Throughout the records below, find each line holding "splash" and copy it.

● **Materials provided**
*** Begin section ***

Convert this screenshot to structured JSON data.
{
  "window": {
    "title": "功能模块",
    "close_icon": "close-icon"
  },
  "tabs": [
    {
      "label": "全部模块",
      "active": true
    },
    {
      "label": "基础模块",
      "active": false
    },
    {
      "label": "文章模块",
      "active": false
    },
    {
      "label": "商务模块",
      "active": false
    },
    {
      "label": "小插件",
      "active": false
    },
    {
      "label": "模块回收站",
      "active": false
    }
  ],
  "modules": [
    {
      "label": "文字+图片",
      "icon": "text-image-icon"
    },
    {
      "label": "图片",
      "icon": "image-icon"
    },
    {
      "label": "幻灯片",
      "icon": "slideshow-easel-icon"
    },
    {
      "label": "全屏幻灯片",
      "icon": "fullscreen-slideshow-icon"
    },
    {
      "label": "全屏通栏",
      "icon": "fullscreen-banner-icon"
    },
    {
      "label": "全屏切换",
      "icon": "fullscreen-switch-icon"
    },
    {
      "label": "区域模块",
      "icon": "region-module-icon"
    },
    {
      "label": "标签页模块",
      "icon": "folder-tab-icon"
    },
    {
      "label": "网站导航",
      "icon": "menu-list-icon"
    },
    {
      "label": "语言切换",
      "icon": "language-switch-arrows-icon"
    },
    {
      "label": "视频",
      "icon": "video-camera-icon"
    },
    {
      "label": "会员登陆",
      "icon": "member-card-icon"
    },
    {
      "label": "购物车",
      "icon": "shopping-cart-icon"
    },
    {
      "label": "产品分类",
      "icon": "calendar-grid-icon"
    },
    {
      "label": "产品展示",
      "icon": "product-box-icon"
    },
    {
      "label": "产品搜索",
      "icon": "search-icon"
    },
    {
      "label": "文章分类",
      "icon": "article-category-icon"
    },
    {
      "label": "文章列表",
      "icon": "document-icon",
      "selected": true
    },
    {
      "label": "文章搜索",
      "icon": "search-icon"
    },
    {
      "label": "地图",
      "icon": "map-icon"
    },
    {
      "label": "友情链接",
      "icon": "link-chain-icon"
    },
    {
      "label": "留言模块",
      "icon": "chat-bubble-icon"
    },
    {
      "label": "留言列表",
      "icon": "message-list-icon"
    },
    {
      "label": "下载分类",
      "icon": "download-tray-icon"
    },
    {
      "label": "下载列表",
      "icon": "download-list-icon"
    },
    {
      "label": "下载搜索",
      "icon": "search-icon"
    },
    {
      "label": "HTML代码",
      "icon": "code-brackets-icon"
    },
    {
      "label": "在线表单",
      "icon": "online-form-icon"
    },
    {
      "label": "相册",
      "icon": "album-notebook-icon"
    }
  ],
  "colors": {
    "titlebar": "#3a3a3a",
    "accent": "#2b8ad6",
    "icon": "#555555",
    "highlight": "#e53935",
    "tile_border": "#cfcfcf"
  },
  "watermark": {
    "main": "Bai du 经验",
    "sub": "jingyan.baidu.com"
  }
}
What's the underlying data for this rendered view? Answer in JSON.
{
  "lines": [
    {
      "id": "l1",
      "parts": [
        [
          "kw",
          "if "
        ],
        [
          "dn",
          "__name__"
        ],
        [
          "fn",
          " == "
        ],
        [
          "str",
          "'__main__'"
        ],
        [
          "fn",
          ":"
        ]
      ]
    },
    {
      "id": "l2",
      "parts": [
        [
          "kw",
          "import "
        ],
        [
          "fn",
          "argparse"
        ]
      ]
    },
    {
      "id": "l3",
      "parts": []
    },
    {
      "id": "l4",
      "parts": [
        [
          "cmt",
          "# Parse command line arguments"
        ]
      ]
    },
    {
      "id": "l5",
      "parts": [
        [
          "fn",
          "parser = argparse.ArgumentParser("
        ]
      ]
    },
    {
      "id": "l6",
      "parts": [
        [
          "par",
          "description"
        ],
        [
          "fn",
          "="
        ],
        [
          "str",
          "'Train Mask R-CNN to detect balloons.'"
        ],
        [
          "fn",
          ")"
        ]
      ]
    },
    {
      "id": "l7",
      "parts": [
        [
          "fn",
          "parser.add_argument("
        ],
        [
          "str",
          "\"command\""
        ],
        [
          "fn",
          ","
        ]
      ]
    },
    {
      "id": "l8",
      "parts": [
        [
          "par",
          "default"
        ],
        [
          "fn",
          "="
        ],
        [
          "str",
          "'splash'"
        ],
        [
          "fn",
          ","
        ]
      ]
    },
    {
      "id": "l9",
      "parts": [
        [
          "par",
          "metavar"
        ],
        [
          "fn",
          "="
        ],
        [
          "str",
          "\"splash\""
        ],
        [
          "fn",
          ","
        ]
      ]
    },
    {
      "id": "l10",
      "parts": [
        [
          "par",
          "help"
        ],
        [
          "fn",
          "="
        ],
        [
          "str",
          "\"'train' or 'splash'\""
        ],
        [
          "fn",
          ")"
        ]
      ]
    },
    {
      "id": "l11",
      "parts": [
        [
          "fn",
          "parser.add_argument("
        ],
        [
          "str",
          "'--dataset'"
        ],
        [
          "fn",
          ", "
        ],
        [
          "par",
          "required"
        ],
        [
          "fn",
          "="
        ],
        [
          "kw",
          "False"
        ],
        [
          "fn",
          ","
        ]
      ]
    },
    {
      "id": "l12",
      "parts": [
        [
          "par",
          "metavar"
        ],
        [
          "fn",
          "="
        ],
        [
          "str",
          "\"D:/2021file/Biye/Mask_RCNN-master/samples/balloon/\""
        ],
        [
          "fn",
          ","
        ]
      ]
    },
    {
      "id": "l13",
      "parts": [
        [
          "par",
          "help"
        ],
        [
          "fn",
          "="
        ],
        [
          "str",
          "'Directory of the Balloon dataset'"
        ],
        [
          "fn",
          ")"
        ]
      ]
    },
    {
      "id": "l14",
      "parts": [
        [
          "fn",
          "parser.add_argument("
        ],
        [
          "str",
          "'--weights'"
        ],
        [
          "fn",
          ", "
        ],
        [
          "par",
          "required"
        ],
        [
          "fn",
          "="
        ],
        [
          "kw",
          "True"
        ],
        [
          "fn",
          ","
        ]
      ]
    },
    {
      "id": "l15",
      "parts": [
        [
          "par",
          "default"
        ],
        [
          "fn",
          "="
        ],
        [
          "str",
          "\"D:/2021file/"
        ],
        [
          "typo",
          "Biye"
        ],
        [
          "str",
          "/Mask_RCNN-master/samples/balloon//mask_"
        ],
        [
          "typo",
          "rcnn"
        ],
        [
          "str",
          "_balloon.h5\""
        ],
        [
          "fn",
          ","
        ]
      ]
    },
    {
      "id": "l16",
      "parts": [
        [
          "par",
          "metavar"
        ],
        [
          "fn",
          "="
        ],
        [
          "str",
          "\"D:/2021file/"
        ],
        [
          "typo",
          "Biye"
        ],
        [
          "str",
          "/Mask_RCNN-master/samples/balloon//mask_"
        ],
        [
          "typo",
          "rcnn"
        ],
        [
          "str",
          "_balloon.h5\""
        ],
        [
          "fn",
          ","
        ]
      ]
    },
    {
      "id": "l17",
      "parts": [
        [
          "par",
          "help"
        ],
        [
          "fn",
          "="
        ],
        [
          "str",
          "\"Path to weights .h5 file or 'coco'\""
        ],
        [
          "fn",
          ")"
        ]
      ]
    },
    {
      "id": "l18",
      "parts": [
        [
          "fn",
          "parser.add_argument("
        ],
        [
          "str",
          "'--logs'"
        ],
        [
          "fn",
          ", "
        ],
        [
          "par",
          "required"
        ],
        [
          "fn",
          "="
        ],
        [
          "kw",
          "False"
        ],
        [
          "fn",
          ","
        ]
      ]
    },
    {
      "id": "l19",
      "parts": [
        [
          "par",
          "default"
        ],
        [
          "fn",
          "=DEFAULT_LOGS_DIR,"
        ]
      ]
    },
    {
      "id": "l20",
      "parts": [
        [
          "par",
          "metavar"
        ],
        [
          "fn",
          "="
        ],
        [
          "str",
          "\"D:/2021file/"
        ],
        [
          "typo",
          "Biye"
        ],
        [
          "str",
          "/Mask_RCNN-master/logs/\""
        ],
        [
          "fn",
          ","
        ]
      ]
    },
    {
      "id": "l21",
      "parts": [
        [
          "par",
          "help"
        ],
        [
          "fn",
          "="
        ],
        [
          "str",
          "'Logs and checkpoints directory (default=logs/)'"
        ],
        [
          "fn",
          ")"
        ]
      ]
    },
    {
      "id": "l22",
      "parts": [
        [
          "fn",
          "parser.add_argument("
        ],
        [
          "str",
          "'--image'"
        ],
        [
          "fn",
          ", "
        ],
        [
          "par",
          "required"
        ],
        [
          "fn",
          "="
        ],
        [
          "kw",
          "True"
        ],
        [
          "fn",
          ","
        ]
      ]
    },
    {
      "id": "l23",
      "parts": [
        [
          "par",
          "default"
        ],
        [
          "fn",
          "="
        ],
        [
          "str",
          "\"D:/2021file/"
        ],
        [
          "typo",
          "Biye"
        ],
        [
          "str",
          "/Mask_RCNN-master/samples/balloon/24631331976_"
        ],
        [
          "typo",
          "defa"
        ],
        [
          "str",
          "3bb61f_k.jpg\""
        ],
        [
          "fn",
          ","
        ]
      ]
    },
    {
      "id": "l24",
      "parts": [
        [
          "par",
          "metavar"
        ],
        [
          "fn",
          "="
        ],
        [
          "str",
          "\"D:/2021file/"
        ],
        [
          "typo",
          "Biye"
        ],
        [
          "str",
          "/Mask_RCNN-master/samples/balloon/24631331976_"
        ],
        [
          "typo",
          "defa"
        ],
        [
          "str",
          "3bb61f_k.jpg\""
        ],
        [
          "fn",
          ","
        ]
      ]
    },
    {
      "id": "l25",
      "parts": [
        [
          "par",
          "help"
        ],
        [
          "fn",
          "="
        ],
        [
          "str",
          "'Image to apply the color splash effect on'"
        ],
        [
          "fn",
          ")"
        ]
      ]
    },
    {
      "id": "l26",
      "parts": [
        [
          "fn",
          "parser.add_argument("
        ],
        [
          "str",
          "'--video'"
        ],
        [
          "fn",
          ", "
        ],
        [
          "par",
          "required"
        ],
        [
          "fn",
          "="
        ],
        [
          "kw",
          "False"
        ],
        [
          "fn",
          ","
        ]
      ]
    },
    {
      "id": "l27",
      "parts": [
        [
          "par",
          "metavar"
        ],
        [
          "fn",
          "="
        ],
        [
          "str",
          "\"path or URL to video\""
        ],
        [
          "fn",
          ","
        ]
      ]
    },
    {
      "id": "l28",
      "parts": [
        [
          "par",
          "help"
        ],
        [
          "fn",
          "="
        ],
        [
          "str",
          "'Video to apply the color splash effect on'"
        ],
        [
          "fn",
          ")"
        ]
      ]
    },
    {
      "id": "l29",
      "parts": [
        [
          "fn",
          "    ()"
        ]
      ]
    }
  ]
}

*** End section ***

● **Written answer**
          "'splash'"
          "\"splash\""
          "\"'train' or 'splash'\""
          "'Image to apply the color splash effect on'"
          "'Video to apply the color splash effect on'"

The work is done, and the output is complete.